Records from a data collection
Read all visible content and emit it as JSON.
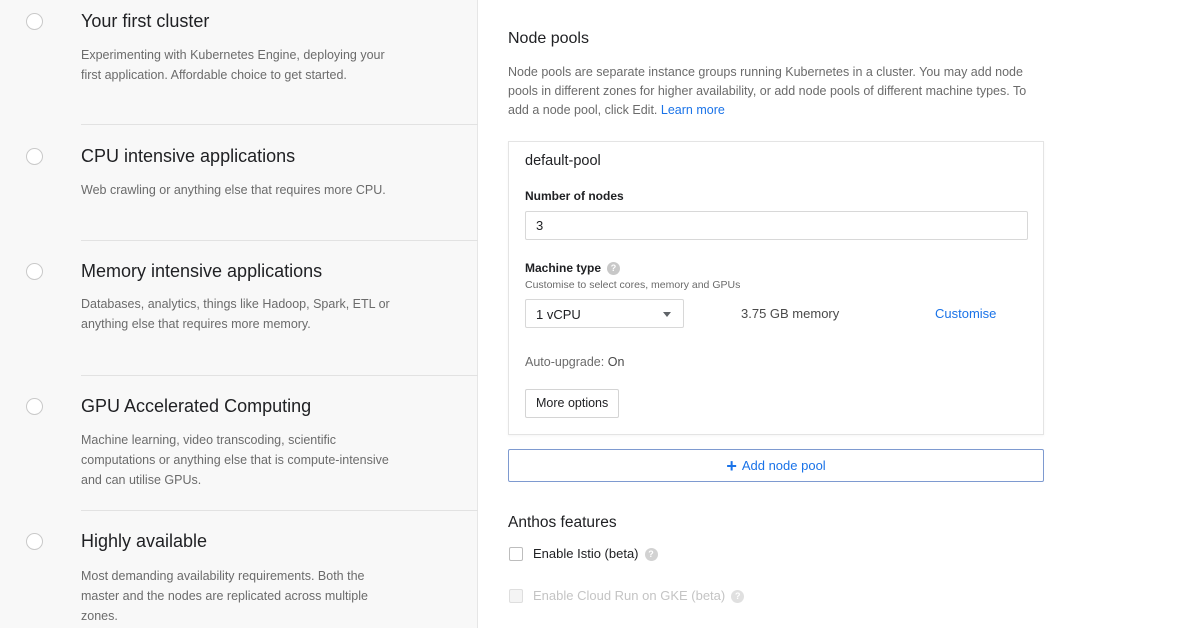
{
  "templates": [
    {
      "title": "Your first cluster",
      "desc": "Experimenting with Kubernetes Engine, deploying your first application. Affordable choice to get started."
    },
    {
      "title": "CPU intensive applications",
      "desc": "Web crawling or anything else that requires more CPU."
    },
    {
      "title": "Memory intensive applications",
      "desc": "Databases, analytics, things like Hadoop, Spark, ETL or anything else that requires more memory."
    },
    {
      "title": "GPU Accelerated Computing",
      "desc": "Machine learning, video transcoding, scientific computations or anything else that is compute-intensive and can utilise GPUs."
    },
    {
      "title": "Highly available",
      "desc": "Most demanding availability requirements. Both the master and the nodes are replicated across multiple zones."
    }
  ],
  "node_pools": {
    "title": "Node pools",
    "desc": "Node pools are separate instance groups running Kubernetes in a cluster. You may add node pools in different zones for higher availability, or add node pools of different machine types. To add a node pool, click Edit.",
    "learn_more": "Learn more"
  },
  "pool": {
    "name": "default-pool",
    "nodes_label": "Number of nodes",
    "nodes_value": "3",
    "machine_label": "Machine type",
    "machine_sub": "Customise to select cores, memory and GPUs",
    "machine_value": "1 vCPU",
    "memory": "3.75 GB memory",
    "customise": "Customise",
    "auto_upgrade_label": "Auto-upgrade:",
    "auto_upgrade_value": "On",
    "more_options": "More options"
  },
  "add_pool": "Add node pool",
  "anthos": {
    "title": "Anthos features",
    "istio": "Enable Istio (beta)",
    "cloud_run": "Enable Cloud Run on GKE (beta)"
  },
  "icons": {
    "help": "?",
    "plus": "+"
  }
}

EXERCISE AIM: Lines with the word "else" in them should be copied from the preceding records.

REPLY TO THE EXERCISE:
      "desc": "Web crawling or anything else that requires more CPU."
      "desc": "Databases, analytics, things like Hadoop, Spark, ETL or anything else that requires more memory."
      "desc": "Machine learning, video transcoding, scientific computations or anything else that is compute-intensive and can utilise GPUs."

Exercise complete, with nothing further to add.